### Dataset excerpts ###

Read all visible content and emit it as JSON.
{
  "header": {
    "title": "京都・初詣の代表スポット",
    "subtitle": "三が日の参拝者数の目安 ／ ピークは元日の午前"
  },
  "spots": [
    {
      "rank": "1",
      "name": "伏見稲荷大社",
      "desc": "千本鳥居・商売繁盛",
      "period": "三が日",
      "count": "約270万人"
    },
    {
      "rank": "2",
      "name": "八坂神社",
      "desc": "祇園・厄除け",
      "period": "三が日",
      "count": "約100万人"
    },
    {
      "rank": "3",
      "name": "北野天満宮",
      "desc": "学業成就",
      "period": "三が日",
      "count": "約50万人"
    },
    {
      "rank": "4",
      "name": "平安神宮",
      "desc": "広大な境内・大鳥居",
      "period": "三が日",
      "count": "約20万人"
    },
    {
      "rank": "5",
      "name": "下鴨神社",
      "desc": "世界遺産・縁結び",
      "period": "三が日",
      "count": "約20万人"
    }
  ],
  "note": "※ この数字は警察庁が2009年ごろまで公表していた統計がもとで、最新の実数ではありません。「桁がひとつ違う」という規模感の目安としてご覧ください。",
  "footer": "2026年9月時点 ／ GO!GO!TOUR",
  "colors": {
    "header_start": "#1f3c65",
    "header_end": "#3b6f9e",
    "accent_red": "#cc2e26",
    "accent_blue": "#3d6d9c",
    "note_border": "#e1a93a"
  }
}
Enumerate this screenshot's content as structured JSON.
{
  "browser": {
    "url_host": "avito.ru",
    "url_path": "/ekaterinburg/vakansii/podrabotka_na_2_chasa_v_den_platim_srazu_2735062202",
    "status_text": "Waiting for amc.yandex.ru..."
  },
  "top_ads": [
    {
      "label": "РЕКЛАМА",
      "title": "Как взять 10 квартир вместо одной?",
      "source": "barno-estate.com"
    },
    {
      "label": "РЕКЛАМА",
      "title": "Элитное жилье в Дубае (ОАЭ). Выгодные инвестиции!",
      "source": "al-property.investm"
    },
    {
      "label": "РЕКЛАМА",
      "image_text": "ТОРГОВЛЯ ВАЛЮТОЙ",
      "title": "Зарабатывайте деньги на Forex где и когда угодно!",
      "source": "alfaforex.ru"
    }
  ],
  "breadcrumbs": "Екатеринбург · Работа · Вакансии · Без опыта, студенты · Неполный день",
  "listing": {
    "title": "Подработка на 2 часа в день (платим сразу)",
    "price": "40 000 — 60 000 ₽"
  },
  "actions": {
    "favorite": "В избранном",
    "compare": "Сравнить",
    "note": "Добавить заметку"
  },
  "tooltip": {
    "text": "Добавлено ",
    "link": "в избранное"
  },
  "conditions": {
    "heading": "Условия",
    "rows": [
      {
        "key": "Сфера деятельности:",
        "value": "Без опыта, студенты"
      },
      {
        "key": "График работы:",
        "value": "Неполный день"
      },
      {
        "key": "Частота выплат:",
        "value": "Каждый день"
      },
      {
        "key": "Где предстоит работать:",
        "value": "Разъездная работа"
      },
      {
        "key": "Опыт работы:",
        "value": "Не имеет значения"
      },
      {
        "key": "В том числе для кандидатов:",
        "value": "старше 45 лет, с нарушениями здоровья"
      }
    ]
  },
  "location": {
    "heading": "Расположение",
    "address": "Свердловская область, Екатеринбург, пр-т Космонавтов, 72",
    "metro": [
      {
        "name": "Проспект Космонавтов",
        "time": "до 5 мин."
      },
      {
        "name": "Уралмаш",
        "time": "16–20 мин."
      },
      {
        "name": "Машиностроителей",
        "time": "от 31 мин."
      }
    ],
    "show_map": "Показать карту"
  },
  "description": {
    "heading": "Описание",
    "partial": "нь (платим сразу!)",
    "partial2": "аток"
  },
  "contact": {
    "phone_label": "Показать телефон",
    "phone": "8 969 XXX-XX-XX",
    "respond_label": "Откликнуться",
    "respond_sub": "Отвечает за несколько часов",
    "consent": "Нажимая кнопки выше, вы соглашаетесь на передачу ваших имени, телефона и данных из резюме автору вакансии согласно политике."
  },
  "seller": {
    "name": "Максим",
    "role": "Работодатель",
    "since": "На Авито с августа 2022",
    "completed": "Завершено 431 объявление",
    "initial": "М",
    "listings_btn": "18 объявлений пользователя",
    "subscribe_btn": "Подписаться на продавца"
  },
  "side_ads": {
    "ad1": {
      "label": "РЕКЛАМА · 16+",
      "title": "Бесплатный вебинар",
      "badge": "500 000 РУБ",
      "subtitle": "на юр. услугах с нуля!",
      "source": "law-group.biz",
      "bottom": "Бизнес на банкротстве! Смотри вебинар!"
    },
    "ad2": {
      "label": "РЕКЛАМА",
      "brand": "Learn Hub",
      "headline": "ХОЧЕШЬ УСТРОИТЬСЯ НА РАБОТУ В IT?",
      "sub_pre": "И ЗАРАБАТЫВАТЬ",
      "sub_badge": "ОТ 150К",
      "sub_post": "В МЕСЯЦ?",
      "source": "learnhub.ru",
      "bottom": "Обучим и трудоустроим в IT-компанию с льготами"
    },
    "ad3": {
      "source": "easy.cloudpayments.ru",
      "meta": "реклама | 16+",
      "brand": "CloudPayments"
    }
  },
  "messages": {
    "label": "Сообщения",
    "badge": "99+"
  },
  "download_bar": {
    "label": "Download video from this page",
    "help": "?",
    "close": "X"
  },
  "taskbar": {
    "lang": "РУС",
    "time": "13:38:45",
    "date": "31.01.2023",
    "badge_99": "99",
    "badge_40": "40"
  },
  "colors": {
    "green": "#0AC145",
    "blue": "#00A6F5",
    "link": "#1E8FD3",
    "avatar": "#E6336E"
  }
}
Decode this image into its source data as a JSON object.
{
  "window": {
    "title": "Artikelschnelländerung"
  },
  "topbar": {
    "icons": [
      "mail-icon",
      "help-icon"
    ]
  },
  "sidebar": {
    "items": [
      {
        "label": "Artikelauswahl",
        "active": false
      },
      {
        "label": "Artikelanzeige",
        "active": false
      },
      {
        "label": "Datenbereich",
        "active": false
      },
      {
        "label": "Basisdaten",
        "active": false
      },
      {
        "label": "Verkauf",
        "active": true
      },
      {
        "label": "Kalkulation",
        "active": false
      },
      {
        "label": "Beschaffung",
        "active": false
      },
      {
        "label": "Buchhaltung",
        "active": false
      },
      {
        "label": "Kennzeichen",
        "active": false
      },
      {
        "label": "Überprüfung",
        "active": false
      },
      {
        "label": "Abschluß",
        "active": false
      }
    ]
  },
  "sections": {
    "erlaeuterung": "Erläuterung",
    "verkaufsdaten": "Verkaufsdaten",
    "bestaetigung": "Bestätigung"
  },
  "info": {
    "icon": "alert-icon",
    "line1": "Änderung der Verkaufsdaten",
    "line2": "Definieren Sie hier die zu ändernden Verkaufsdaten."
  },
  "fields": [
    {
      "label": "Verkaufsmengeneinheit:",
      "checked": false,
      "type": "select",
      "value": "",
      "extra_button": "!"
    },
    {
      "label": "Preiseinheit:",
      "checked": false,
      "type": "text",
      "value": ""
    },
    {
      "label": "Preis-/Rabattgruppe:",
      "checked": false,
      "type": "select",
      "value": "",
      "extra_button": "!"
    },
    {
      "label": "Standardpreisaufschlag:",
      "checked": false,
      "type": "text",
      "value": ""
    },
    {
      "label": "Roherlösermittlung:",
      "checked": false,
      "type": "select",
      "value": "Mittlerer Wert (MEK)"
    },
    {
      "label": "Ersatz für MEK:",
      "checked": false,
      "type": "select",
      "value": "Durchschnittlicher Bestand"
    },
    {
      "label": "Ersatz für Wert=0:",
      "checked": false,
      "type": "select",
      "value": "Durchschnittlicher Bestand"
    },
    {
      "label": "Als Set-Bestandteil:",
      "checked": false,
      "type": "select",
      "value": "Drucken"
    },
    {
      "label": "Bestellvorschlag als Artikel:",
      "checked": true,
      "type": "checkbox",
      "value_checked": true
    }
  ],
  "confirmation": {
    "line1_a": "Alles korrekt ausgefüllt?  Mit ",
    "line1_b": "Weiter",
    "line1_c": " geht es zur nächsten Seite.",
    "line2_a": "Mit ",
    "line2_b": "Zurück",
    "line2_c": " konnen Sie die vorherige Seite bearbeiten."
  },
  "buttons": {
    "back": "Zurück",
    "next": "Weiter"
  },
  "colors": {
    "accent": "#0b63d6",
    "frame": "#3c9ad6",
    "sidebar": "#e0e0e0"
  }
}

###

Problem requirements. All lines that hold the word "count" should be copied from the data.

Exercise output.
      "count": "約270万人"
      "count": "約100万人"
      "count": "約50万人"
      "count": "約20万人"
      "count": "約20万人"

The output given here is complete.